Bates indicated what was originally the building’s stone plinth course, the primary level of the constructing meant to be seen. Initially pronounced, it is now buried. “Like an embankment, it provided safety to these inside it,” he stated. Such architectural element as is embedded inside nice work kinds junctions: science and artwork, historical past and progress, civilization and dying. How many died here, at this magnificent hospital, in great pain For an architectural firm whose portfolio contains restoration of some of recent York’s most interesting architecture—the Jewish Museum, the Cloisters, Grace Church, the general public Library, the Queensboro Bridge, to name a few—this venture is certainly one of legacy. “There is a richness of history that radiates from architecture. That’s what we preserve,” said Bates.
The restoration will cost over thirty million dollars, and is in its very initial phases. The agency completed the schematic design phase with a survey, an orthorectified scan of the constructing, and emergency stabilization. Bates even took drone footage of the interior. Components of the construction are very high quality, just like the joint work. Others are flawed, just like the keying and the warren of ventilation shafts within the interior partitions, which weakened the structure significantly. To save lots of the constructing, the agency must deconstruct it and put it collectively again, with the help of schist donated by close by Cornell.
Some residents of the island want to see the constructing torn down, changed with one thing practical, that will inspire income. Preservationists and potential donors see the building’s potential for public entry, perhaps even as a live performance corridor, though this could be troublesome considering its landmarked standing as a damage. The agency awaits information from a half-million-greenback grant proposal to initiate the second part: drawing building documents, the detailed written and illustrated plans of how to save lots of the building.
On the opening, Townsend concluded: “In a number of quick years, each of us who at the present time change our congratulations upon having unitedly achieved this useful work, must cross away … We might that every citizen might increase for himself a monument in some new institution, destined to hold right down to future ages the blessings of a progressive civilization.”
This hospital and our civilization, he suggests, are indissolubly bound.
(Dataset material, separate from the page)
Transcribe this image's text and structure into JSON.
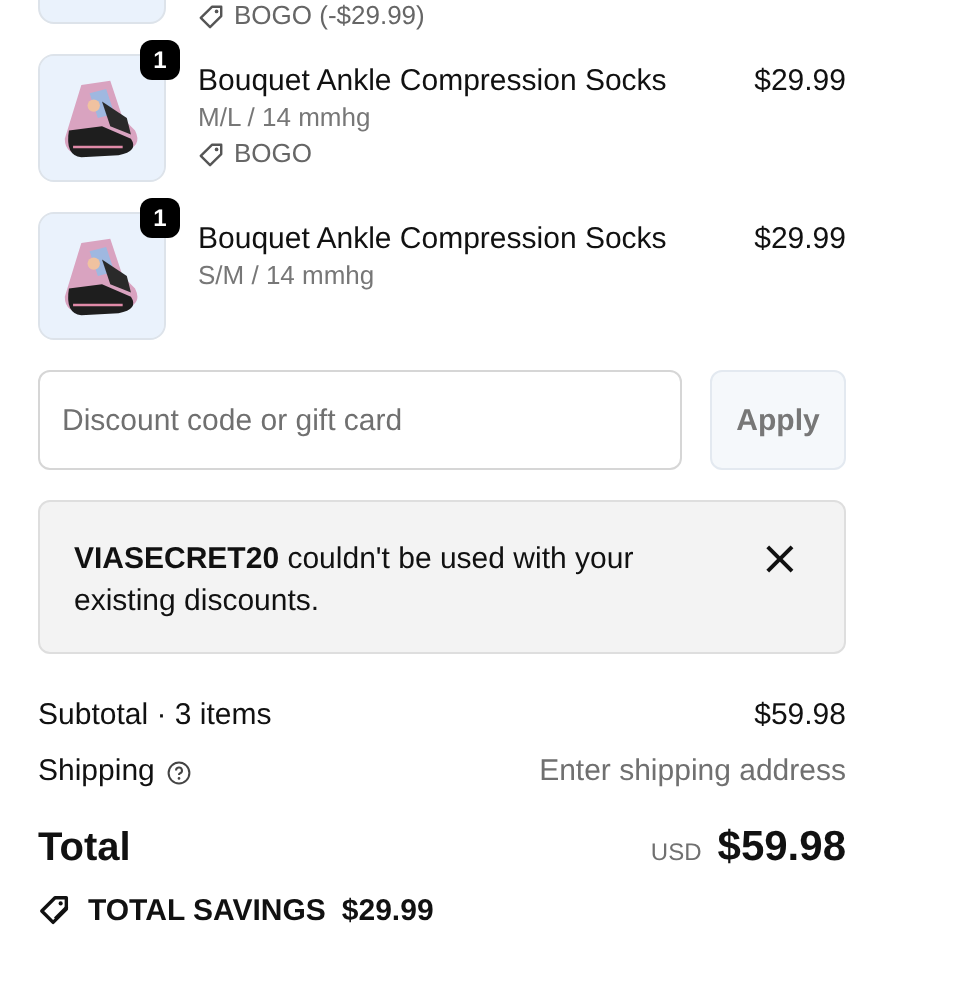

Aren’t such ruins the ensnared root of our identity Mustn’t we face it: the weathered, weighty previous come to shake us of our hubris by reminding us of our progress, and destiny
The cab hydroplanes on the FDR. Your head snaps from left to right. There it’s, the break, floodlit.